    <font face=”arial, sans-serif”>Third:</font>

    <font face=”arial, sans-serif”>The option that says: Modify all the existing Site-to-Site VPN connections to enable IPv6 support. Move all the VPN connections from the Transit Gateway to a Virtual Private Gateway is incorrect. Firstly, you cannot modify an existing IPv4 Site-to-Site VPN connection to support IPv6. You have to launch <font size=”4″ style=”font-style: normal;”>a new Site-to-Site VPN that supports IPv6, which also implicitly allows IPv4 communication</font>. In addition, IPv6 is not supported on a Virtual Private Gateway.</font>

    My assessment of those three sections:

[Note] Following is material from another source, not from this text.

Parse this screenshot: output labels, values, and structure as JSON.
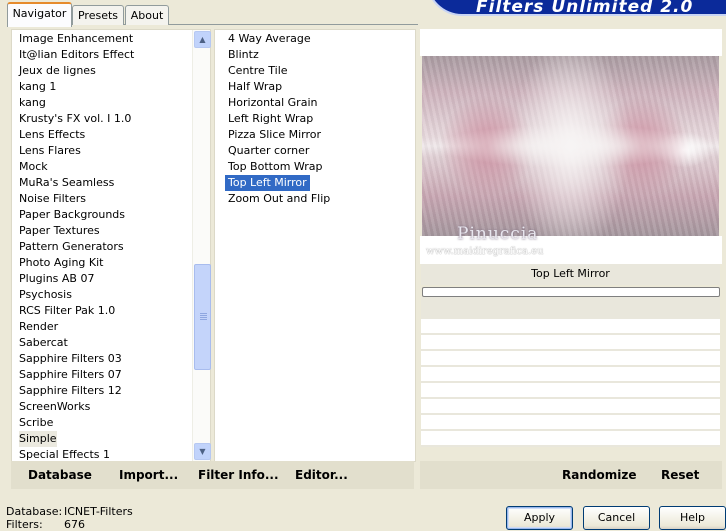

    1. The first section says the tunnels can carry either IPv4 or IPv6, whichever was configured when the VPN was created.
      This is incorrect – the tunnels can carry both IPv4 and IPv6, if they were both configured at creation.
    2. The second section’s first rule says IPv6 inside addresses (therefore IPv6 traffic in the tunnels) are supported, and the third rule says only if the VPN was configured for IPv6 at creation.
      This is correct.

      The second section’s fourth rule says a connection cannot carry both IPv4 and IPv6 traffic.
      This is incorrect.

    3. The third section says that a VPN that’s created with IPv6 support also supports IPv4.
      This is correct:

    I suggest you change the explanation with the words I have emphasized below by making them <font size=”4″>not italicized</font>, and remove the words I have made not italicized with the [REMOVE] tag:

    First:

    <font face=”arial, sans-serif”>Your Site-to-Site VPN connection on a transit gateway can support either IPv4 traffic or IPv6 traffic inside the VPN tunnels. By default, a Site-to-Site VPN connection supports <font size=”4″>only</font> IPv4 traffic inside the VPN tunnels. You can configure a new Site-to-Site VPN connection to support <font size=”4″ style=”font-style: normal;”>both IPv4 and</font> IPv6 traffic inside the VPN tunnels. Then, if your VPC and your on-premises network are configured for IPv6 addressing, you can send <font size=”4″>both IPv4 and </font>IPv6 traffic over the VPN connection.</font>

    <font face=”arial, sans-serif”>Second:</font>

    The following rules apply:

    • <font face=”arial, sans-serif”>IPv6 addresses are only supported for the inside IP addresses of the VPN tunnels. The outside tunnel IP addresses for the AWS endpoints are IPv4 addresses, and the public IP address of your customer gateway must be an IPv4 address.</font>
    • <font face=”arial, sans-serif”>Site-to-Site VPN connections on a virtual private gateway do not support IPv6.</font>
    • <font face=”arial, sans-serif”>You cannot enable <font size=”4″ style=”font-style: normal;”>or disable</font> IPv6 support for an existing Site-to-Site VPN connection.</font>
    • <font face=”arial, sans-serif” style=”font-style: normal;”>A Site-to-Site VPN connection cannot support both IPv4 and IPv6 traffic. <font size=”4″ style=””>[REMOVE]</font></font>

    <font face=”arial, sans-serif”>Third:</font>

    <font face=”arial, sans-serif”>The option that says: Modify all the existing Site-to-Site VPN connections to enable IPv6 support. Move all the VPN connections from the Transit Gateway to a Virtual Private Gateway is incorrect. Firstly, you cannot modify an existing IPv4 Site-to-Site VPN connection to support IPv6. You have to launch a new Site-to-Site VPN that supports <font size=”4″>both IPv4 and</font> IPv6, which also implicitly allows IPv4 communication <font size=”4″ style=””>[REMOVE]</font>. In addition, IPv6 is not supported on a Virtual Private Gateway.</font>

    I hope this is helpful to some future student!

  • JR – Tutorials Dojo

    Administrator
    January 9, 2024 at 1:33 pm

    Hi Bob Sutterfield,

    Thank you for bringing this to our attention. I appreciate the detailed analysis you provided and the time you took to point out the inaccuracies in the explanation. I apologize for any confusion that this may have caused. We will make the necessary updates and ensure that they are reflected in the portal as soon as possible.

    Best Regards,
    JR @ Tutorials Dojo

Viewing 1 - 2 of 2 replies

Log in to reply.

Original Post
0 of 0 posts June 2018
Now